If there is a default here, initial injury to the digestive system includes weakening of the stomach and spleen functions.
This can lead to nutritional deficients and problems clearing waste from the digestive tract and having them stored in other places such as the respiratory tract, skin and nasal passages which correlates to a 'reaction'.
Other organs can later be affected once dampness (mucus), heat, dryness or coldness precipitates.
The internal human body thermometer ranges between 36.1 - 37.2 degrees celsius.
'Mucus producing' such as tropical fruits, avocado and dairy & 'cold natured foods' such as ice cream, icy drinks, raw salads disrupt this internal temperature regulator. The stomach, small intestine and spleen have to then work harder to 'warm up the food' to make it usable for absorption and clearance.
When there is reduced functions in the upper digestive tract organs, you can develop what is called 'cell mimicking' whereby you start reacting to everyday ingredients you would normally be okay with digesting. The immune system flags these foods as dangerous and produce a defensive response. This is how food injury develops into a systemic immune response. This explanation can also be attributed to what modern science label ' leaky gut syndrome'.
How do we then reverse and repair your digestion & treat the root cause of allergies?
Thats a huge question and requires an entire process that takes into account individual factors such as diagnosis and root cause / pattern.
Lifestyle, living conditions, occupation, patient compliancy, stress levels and how long the damage has been there play a role in recovery too.
Certainly, this is something to dive into with your Chinese Medicine practitioner, but there are ways at home you can start or support this process, as well as prevent food injury.
Here are a few handy Chinese Med tips
Eat well cooked meals
Chinese Medicine is huge on cooked foods. Boiled, baked, broths, soups, stews etc. Why?
Your eating to your internal thermo regulator
The food is more bioavailable for the digestive organs to utilise
You then absorb your nutrients better and more effeciently
You moisturise and lubricate the intestines
There is less bacteria on the food, as heat primarily kills most of it.
Eat regularly, avoid certain times & eat until 80% full
Our bodies are run by a internal timing regulator, better known as our circadian rhythm. If you look at the Chinese Organ Clock - you can see that digestion is optimal in the morning and declines in the evening. This is due to the rise in cortisol for metabolism in the first half of the day (coinciding with the rising of the sun) and the rise of melatonin in the second part of the day (coinciding with the setting of the sun). Alas the beautiful balance of work and rest.
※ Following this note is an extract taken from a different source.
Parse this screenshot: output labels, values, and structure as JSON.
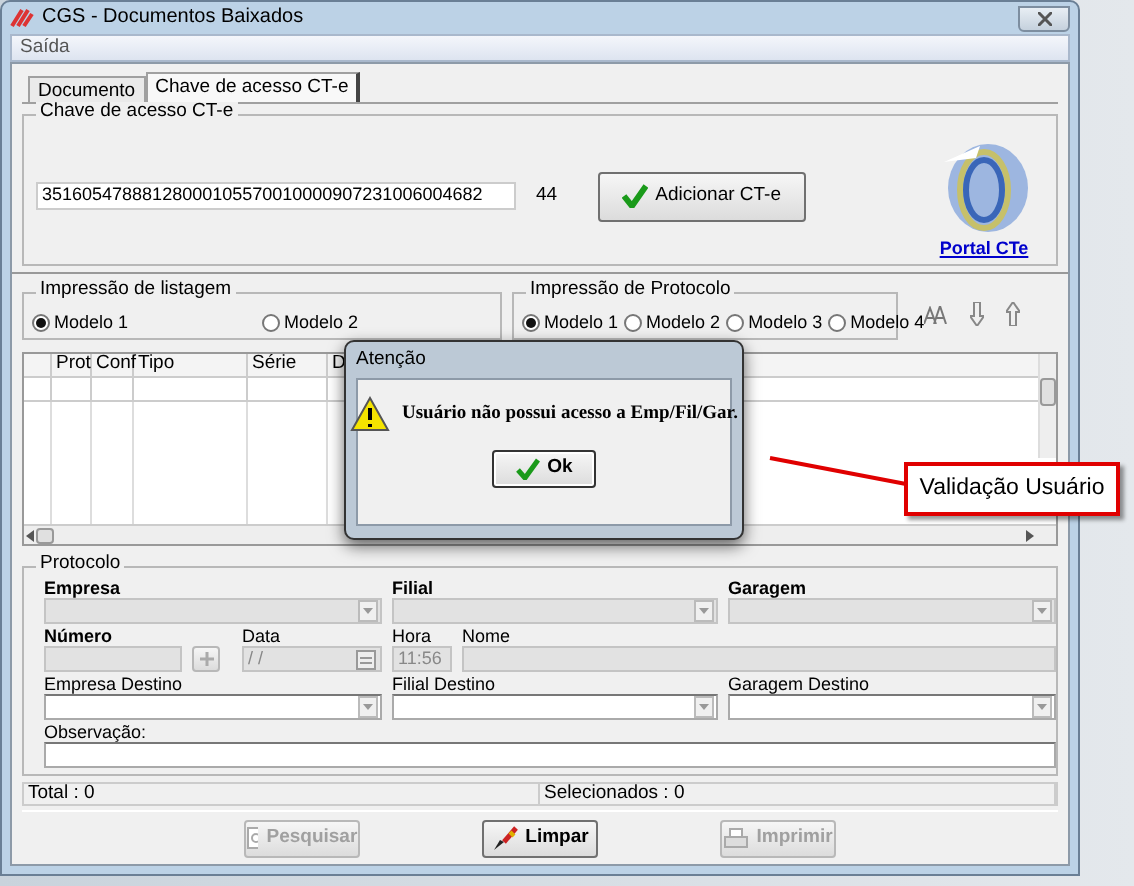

Avoid eating a-lot before bed / or at night time - this injuries your digestive system as your body is not accustomed to metabolising food here.
Switch your intermittent fasting to the evening (not the morning), where food plays such as vital role in influencing that digestive fire.
Eat regularly and intentionally. Eat at similar times so you can train your gut to work for you, not against you. Have a date with your plate and be present in the moment whilst you eat. That brain - gut axis is strongest when your focus is solely on appreciation of chew, flavour, touch, swallowing etc.
A huge damaging factor to the stomach / spleen organs is........ overeating!
The digestive fire cannot keep up. If you are present with your food however, this generally is avoided.
Avoid the foods (for the time being) that are causing the problem
This is a no brainer!
Damp mucus producing foods, excessive raw foods, juices, refined sugars, processed foods and perhaps even corn, soy, dairy, gluten and eggs.
See how your body feels off them and then introduce them back in and connect the dots with your signs and symptoms.
Always seek medical advice as needed :)